“I approached it from a purely photographic standpoint from a distance. I don’t know them, they don’t know me. I’m just taking photos,” he explains.
There is an accepted amount of racism towards them that nobody disputes
Photographer Michael Damanti
But this professional distance collapsed the day that one of the Romani women, Sibella, was rushed to hospital to have an emergency C-section. Damanti was walking to work when the Gypsy women found him and told him what happened – Sibella had had the baby but the hospital wasn’t going to let her keep the child because she had no Spanish address. The hospital could not “release a baby to go to the park to sleep on the ground,” he explains.
Suddenly, the photographer found himself talking to staff at Moncloa hospital, looking up Roma support groups on LinkedIn and tracking down Sibella’s husband in Madrid’s Plaza de España square.
He found out that Sibella would be able to keep her baby if she could provide an address in Romania, proof of a ticket, and photos for the family book. Thanks to his help, Sibella was able to keep the child. It was a turning point in his relationship with the women.
“Here I was this street photographer meant to keep my distance from the subjects and now I’m involved. It was impossible not to get absorbed into their lives,” he says.
Damanti began learning more things about the women: many couldn’t read, one elderly woman could not understand numbers, and surprisingly, they did not know their birth dates. Damanti also spoke to the Romani men, but communication was harder because they spoke no Spanish.
By looking at their Romanian ID cards, Damanti was able to find out the days they were born and introduced them to the concept of a birthday party – they didn’t know how to sing Happy Birthday or that you had to blow out the candles on the cake.
“In the course of a year or so, it went from these scary women and guys who were going to stab me and rob me to, ‘Let’s sit down and have an impromptu birthday party on the floor’,” he says.
But what surprised him most was the level of racism faced by the Romani community: “There is an accepted amount of racism toward them right here in a capital city in Europe that nobody disputes,” he says.
He’s seen an elderly Spanish woman spit at them and call them “parasites,” watched as an elderly man offered Sibella €5 for oral sex, and tried to help a pregnant woman named Sevda who had been punched in the face while she was sleeping by a drunken Spanish man.
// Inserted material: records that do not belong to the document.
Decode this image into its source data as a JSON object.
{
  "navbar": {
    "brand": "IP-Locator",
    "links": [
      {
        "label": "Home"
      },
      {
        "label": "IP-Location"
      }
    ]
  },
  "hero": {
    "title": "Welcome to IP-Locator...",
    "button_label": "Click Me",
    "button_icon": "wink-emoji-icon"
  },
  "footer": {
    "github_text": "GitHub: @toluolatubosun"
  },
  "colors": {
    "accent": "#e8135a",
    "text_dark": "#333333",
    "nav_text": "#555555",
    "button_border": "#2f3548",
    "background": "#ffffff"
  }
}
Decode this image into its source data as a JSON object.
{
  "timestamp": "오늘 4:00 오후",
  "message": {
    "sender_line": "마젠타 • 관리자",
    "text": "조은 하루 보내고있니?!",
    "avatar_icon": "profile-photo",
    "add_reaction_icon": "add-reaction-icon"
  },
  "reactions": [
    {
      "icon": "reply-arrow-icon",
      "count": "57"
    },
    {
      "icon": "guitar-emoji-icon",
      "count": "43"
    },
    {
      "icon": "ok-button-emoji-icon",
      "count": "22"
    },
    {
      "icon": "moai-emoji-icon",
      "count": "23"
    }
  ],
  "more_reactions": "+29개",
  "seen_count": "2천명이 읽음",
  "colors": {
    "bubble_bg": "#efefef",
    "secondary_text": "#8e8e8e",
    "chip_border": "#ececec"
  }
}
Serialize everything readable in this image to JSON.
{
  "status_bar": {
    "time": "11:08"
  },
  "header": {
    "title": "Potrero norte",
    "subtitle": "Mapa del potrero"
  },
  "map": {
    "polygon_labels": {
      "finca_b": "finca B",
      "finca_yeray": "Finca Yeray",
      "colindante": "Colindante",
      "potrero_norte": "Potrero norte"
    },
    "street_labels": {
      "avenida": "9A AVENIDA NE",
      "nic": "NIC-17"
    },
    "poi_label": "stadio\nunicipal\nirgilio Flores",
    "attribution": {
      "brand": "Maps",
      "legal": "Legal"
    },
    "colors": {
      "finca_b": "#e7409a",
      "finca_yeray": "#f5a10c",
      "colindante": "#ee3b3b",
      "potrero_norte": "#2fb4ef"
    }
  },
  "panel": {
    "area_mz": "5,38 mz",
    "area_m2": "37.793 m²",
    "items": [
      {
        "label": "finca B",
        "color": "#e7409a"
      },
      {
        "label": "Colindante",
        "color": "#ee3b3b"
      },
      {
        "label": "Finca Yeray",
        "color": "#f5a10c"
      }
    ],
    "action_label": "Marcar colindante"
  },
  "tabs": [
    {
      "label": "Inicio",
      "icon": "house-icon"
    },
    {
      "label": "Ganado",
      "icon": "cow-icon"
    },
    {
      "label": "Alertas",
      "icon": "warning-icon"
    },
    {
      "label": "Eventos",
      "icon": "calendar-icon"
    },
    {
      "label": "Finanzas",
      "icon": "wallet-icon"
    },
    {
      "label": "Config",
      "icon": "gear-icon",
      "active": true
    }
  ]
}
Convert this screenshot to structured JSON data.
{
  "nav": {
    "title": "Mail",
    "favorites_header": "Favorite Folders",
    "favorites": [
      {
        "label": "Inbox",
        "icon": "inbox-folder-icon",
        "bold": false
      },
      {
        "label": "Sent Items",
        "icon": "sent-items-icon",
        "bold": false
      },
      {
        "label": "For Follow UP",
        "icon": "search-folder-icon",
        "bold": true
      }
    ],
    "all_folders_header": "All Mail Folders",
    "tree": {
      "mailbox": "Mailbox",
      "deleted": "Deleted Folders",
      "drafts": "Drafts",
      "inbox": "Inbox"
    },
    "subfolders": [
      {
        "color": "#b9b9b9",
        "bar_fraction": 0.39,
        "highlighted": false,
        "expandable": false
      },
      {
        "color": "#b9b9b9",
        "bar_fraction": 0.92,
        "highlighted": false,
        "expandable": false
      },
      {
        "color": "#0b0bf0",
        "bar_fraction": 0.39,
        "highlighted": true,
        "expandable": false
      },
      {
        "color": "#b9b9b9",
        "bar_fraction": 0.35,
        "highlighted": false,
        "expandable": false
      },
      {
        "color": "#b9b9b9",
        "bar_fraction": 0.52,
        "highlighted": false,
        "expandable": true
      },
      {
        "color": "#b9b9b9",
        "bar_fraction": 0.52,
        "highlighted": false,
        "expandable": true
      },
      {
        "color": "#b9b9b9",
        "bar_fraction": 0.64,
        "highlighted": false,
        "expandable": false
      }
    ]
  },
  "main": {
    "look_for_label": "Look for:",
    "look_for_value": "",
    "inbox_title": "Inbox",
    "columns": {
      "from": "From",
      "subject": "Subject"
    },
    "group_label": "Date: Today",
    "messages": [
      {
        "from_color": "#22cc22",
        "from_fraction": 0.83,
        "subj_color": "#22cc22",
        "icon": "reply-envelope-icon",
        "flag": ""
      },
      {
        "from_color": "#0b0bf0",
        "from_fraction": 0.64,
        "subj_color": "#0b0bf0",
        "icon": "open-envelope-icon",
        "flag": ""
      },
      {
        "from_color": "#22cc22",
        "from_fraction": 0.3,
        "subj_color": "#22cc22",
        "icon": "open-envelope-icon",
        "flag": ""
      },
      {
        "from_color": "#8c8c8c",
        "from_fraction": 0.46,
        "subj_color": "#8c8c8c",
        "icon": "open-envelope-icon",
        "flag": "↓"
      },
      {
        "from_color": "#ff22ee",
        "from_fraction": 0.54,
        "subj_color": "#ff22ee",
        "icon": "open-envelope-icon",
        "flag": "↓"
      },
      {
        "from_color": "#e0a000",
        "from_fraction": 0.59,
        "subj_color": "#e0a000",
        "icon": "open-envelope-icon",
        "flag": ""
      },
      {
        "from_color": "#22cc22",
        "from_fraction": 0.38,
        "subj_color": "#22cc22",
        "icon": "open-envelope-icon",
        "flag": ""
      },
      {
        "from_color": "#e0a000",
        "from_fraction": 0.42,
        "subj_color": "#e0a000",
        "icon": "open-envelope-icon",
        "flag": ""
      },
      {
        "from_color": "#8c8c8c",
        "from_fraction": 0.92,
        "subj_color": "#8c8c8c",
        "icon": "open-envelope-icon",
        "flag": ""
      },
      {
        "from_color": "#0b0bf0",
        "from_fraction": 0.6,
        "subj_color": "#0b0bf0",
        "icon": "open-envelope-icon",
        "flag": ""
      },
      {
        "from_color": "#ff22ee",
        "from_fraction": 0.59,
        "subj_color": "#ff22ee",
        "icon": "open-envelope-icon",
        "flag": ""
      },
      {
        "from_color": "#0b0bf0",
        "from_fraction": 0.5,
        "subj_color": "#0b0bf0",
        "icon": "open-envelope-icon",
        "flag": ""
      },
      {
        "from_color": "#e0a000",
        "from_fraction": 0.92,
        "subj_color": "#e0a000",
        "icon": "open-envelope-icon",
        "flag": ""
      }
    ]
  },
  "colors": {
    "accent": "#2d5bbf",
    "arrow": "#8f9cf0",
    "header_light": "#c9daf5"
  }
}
The women can’t even go into a McDonald’s to buy an ice cream on a hot day without being manhandled out.
“I’ve never seen racism like that,” says Damanti. “It was like the racism you would hear in apartheid or pre-civil rights United States. It was blatant, screaming in your face ‘dirty fucking Gypsy, get out of here you whore…’
“All rules are off when it’s a Gypsy,” he adds. “And it has been happening for generations. They’re just used to being told that they’re a parasite.”
What’s more, no one else seemed to care. “I could sense eyes were rolling any time I told these stories. No one would listen,” he explains.
But Damanti couldn’t stand by and do nothing: “It would take an extremely stoic and sociopathic person to see all this and keep taking photos and then say, ‘I’m going back to work’.”
So he helps out in any way possible – be it bringing the women food or supplying them with second-hand baby clothes. But more than anything, he wants to show people that they are not “dirty Gypsies,” but people who smile, who laugh, who’ll make funny faces and share their food with you. His photos – which are always shot at eye-level – capture these unguarded moments and offer a rarely seen glimpse into their lives.
At an exhibition of his work this year at the Galileo Cultural Center in Chamberí, many of the visitors were surprised to see this side of the Romani community. Damanti was even asked to run private tours to explain the stories behind the photos. For Damanti, it was a baby step toward changing the negative perceptions of Romani people in Spain.
Footage from the exhibition at the Galileo Cultural Center.